**How to complete this task**
Your task is to copy the records that follow exactly, minus any images.
───── Supplied data ─────
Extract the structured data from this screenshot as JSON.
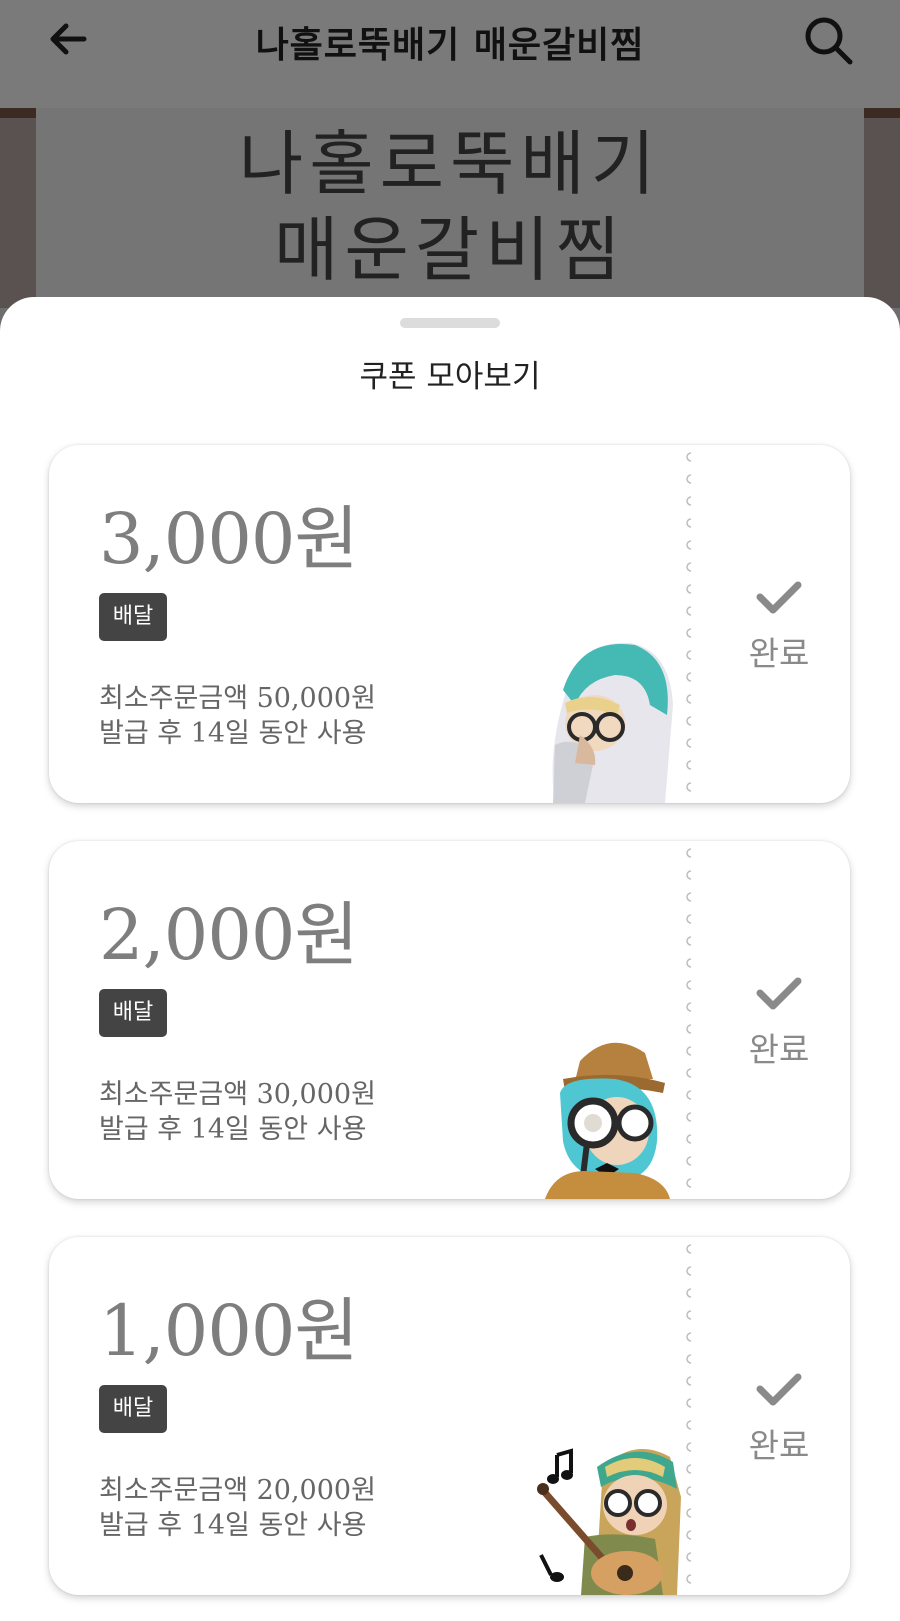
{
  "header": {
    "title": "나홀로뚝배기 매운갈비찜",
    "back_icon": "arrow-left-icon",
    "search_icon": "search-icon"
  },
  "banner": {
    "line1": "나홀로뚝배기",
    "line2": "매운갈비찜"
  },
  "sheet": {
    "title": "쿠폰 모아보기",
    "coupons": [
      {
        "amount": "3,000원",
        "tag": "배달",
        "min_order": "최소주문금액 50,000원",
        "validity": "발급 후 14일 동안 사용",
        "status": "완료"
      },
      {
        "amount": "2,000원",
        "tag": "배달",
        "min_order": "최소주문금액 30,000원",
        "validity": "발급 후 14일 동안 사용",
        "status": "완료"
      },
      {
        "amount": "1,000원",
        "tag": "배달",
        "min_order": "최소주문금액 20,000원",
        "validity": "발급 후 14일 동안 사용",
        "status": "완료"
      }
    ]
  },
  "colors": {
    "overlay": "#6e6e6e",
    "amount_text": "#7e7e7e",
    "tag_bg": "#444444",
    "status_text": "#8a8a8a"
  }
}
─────
**Answer**
Extract the structured data from this screenshot as JSON.
{
  "header": {
    "title": "나홀로뚝배기 매운갈비찜",
    "back_icon": "arrow-left-icon",
    "search_icon": "search-icon"
  },
  "banner": {
    "line1": "나홀로뚝배기",
    "line2": "매운갈비찜"
  },
  "sheet": {
    "title": "쿠폰 모아보기",
    "coupons": [
      {
        "amount": "3,000원",
        "tag": "배달",
        "min_order": "최소주문금액 50,000원",
        "validity": "발급 후 14일 동안 사용",
        "status": "완료"
      },
      {
        "amount": "2,000원",
        "tag": "배달",
        "min_order": "최소주문금액 30,000원",
        "validity": "발급 후 14일 동안 사용",
        "status": "완료"
      },
      {
        "amount": "1,000원",
        "tag": "배달",
        "min_order": "최소주문금액 20,000원",
        "validity": "발급 후 14일 동안 사용",
        "status": "완료"
      }
    ]
  },
  "colors": {
    "overlay": "#6e6e6e",
    "amount_text": "#7e7e7e",
    "tag_bg": "#444444",
    "status_text": "#8a8a8a"
  }
}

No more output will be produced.